"But I told him, Lisa,"—and here the little panting groans became out-and-out sobs, and the difficulty with the handkerchief became so complicated that the fingers began to twitch and jerk at it in impatient desperation,—"I told him that I did not hate him!"
"Giulia! you told him that you hated all other men, and did not hate him. Oh, Giulia! that seems to me very like the same thing as telling him that you did love him."
Then, at last, the flood-gates were opened, and the great pent-up deeps of poor Giulia's soul poured themselves forth.
"And I do!" she cried. "I do! I do! I do love him! I do love him better than all the world beside! And oh, Lisa, Lisa! I am so miserable—so very, very miserable. And I can do nothing but make misery for him! I could have kissed his feet when he was saying those dreadful things in the street, I could. Oh, Lisa! you don't know how good he is, and how true! And he thinks me false and worthless! Oh, me! oh, me! what shall I do? what shall I do? Oh, Lisa! I shall die! I shall break my heart!"
"And you do not care anything, then, for the Corporal?" said Lisa, much perplexed, but persisting in drawing her logical inferences, and putting two and two together.
"Lisa!" cried Giulia, turning on her with the air of an enraged tigress; "Lisa! how can you? I would tear him limb from limb, if it would do Beppo a service, or make him know that I was not false!"
"But why not tell him so, then? Why did you make him think, for these two years past, that you did not care for him?"
"What else could? do? And he rich, and his father's heir! And I living there upon their charity! And all of them watching me from morning to night to see if I so much as looked at him! To be told that I paid their charity by snaring the love of their son, because he was rich! My heart is breaking, Lisa—it is! but I would rather it should break, twenty times over, than live to hear that said. I wish I could die, Lisa! I wish I could die! But I am as strong as a horse!" she said, shaking her head, and stretching out, as she spoke, her two magnificently rounded and moulded arms in front of her, and gazing on them ruefully. "I wish I was tisica, and could die! Then Beppo might be told afterwards that I was not false, but loved him, oh, so dearly, so dearly! And then he would be free to forget me, and marry some rich wife, according to his father's will."
"But if you as good as told him that you loved him," persisted Lisa.

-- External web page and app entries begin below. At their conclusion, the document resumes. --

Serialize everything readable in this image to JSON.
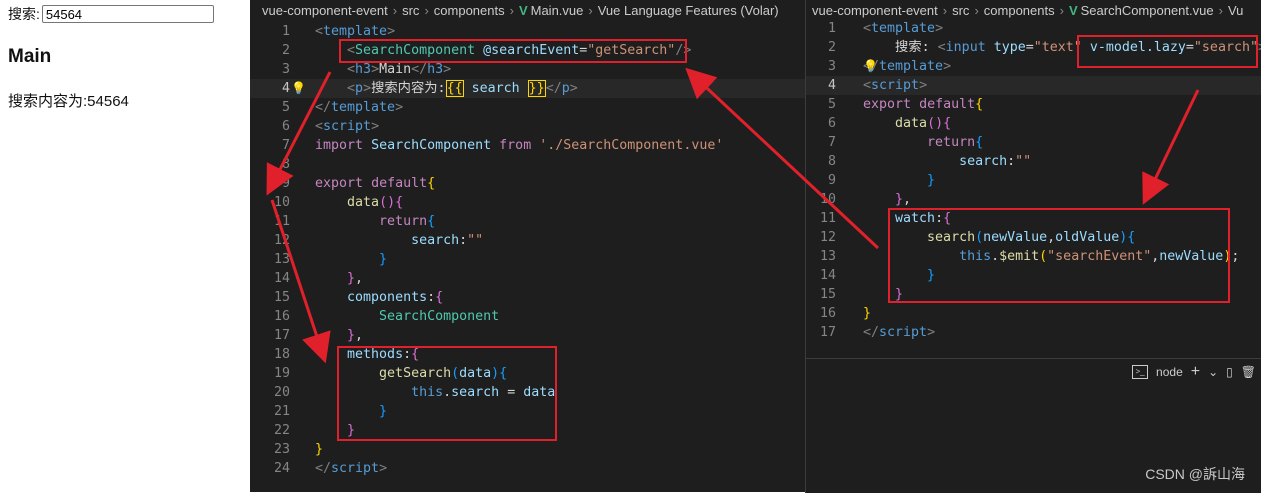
{
  "preview": {
    "search_label": "搜索:",
    "search_value": "54564",
    "heading": "Main",
    "result_text": "搜索内容为:54564"
  },
  "main_editor": {
    "breadcrumb": [
      "vue-component-event",
      "src",
      "components",
      "Main.vue",
      "Vue Language Features (Volar)"
    ],
    "active_line": 4
  },
  "search_editor": {
    "breadcrumb": [
      "vue-component-event",
      "src",
      "components",
      "SearchComponent.vue",
      "Vu"
    ],
    "active_line": 4
  },
  "terminal": {
    "label": "node"
  },
  "watermark": "CSDN @訴山海",
  "colors": {
    "highlight_red": "#e0202a",
    "editor_bg": "#1e1e1e",
    "vue_green": "#41b883"
  },
  "icons": {
    "vue": "vue-logo-icon",
    "terminal": "terminal-icon",
    "plus": "plus-icon",
    "chevron": "chevron-down-icon",
    "split": "split-icon",
    "trash": "trash-icon",
    "bulb": "lightbulb-icon"
  }
}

"But I did not. I told him there could never be any love between us: I told him that I would never love him. And now, must I not do all I can to make him believe me, and show him that I was in earnest? Must not I all the more make him think that I do not care for him, if I let him see how much I did care when I left Bella Luce? But it is very, very hard."
"I should tell him that I loved him," said Lisa.

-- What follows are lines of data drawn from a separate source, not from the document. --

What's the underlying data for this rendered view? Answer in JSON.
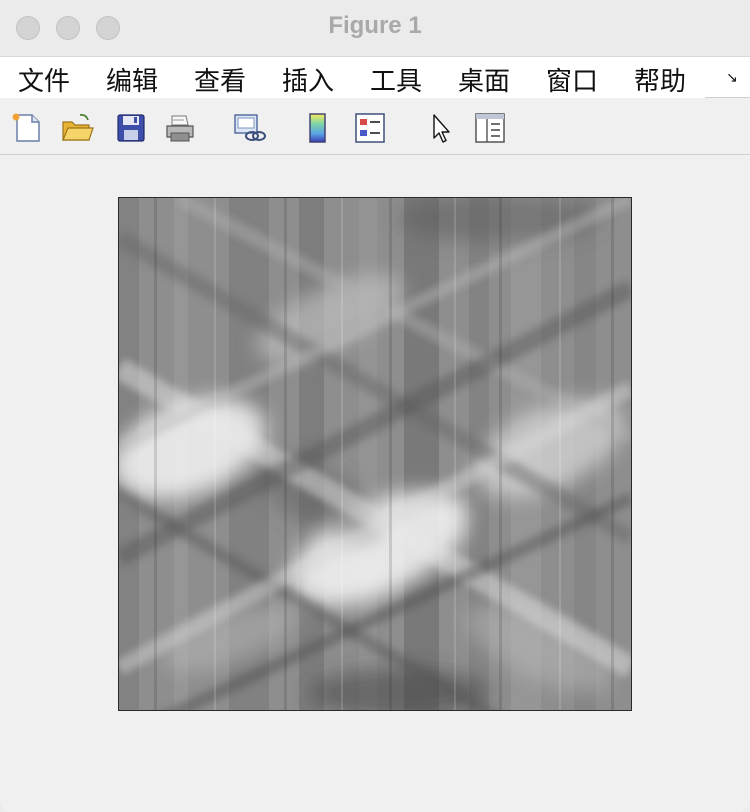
{
  "window": {
    "title": "Figure 1"
  },
  "menu": {
    "items": [
      "文件",
      "编辑",
      "查看",
      "插入",
      "工具",
      "桌面",
      "窗口",
      "帮助"
    ],
    "overflow_glyph": "↘"
  },
  "toolbar": {
    "tools": [
      {
        "name": "new-figure-icon"
      },
      {
        "name": "open-file-icon"
      },
      {
        "name": "save-icon"
      },
      {
        "name": "print-icon"
      },
      {
        "name": "link-plot-icon"
      },
      {
        "name": "colorbar-icon"
      },
      {
        "name": "legend-icon"
      },
      {
        "name": "pointer-icon"
      },
      {
        "name": "property-inspector-icon"
      }
    ]
  },
  "figure": {
    "colormap": "gray",
    "content": "grayscale image with crossing diagonal streaks and vertical bands"
  }
}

"I cannot do it, Lisa. And you would not, if you had heard and seen the sneers and hints and all the cruel words that I have heard. I could not do it to save my soul. You will keep my secret, Lisa?" she cried suddenly, half getting up, turning towards her companion, and seizing her hand in her own: "you will keep my secret?"
"Of course I will, Giulia. Though I think you are wrong, your secret is safe."
"You promise—swear to me that you will breathe to no living soul what I have told you. I could not help telling you, because you were blaming Beppo, when it is I who ought to be blamed—only I."
"I swear to you that I will tell no one, unless you some day give me leave," replied Lisa.
"Ah! that time will never, never come in this world!" said Giulia, sighing heavily. "I must go in, or la Dossi will be wondering what has become of me. Are my eyes very red?"
"Yes, very; and you look like a ghost. You had better wash your eyes before you go to her; and tell her that the heat of the hall where the drawing was knocked you up. Good bye, dear! I shall see you again soon—perhaps this evening."
"Thanks, Lisa dear; come, if you can. But I hope Corporal Tenda will not come this afternoon. I should be more apt to cry than to laugh with him."
So Giulia let herself in with a latch-key; and Lisa returned down the great staircase